Saudi Arabia's government made what may be its first official reaction to a campaign calling on Saudi women to defy the country's de facto driving ban on Saturday, saying the kingdom's "laws will be fully enforced" that day.
However, an influential supporter of the campaign said she believes the statement is not aimed at women who plan to drive, but at others who might consider that a good day to stage demonstrations of their own in a nation where protests are outlawed and gatherings are tightly controlled.
The Interior Ministry issued the statement Wednesday on SPA, Saudi Arabia's official news agency.
Addressing what it called "rumors exchanged over social networks and some media outlets calling for congregations and marches," the Interior Ministry said that "the laws of the Kingdom prohibit activities disturbing the public peace and opening venues to sedition."
Saudi blogger and opinion writer Tamador Alyami, a supporter of the campaign who recently posted a video showing her driving in the city of Jedda, noted that a Twitter account supporting Saudi political prisoners recently "tweeted a message saying you have to take advantage of this day, that it's an opportunity to go out there and demonstrate and ask for the rights of the political prisoners."
"As soon as I read the Interior Ministry statement, I was sure the message was meant for them, not for those who will go out to drive," she said, adding that women drivers will not be demonstrating that day.

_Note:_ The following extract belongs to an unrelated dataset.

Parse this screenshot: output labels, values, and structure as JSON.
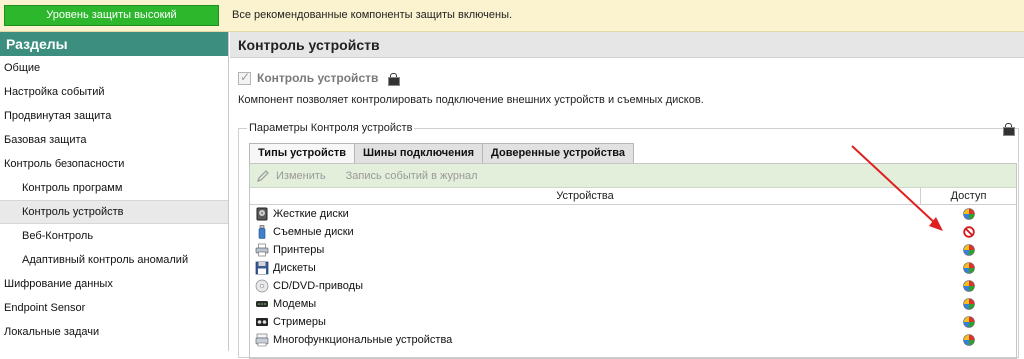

No traffic law specifically prohibits women from driving in Saudi Arabia, but religious edicts there are often interpreted to mean women are not allowed to operate a vehicle.
In late September, an online movement was launched urging Saudi women to get behind the wheel. The October 26th Women's Driving Campaign quickly gained momentum, with its online petition having so far garnered over 16,000 signatures.
In addition, numerous Saudi women have already taken to the streets -- filming themselves driving through the streets of various cities, and then uploading those videos to YouTube.
The language of the Interior Ministry's statement "shows that it wasn't really about the 26th of October movement," Alyami said. "They've known about this campaign for a few months and there's been no attempt to stop (it). If they've let it go this far, that should reassure us."
Indeed, many women who have been out driving report having been spotted by traffic police who haven't stopped them.
Alyami said she drove her car again on Wednesday to her parents' house and passed two traffic policemen.
"One of the traffic policemen saw me and didn't stop me. I was scared, but when he just drove by and went away, I felt so happy, so reassured and more determined than ever to go out on the 26th."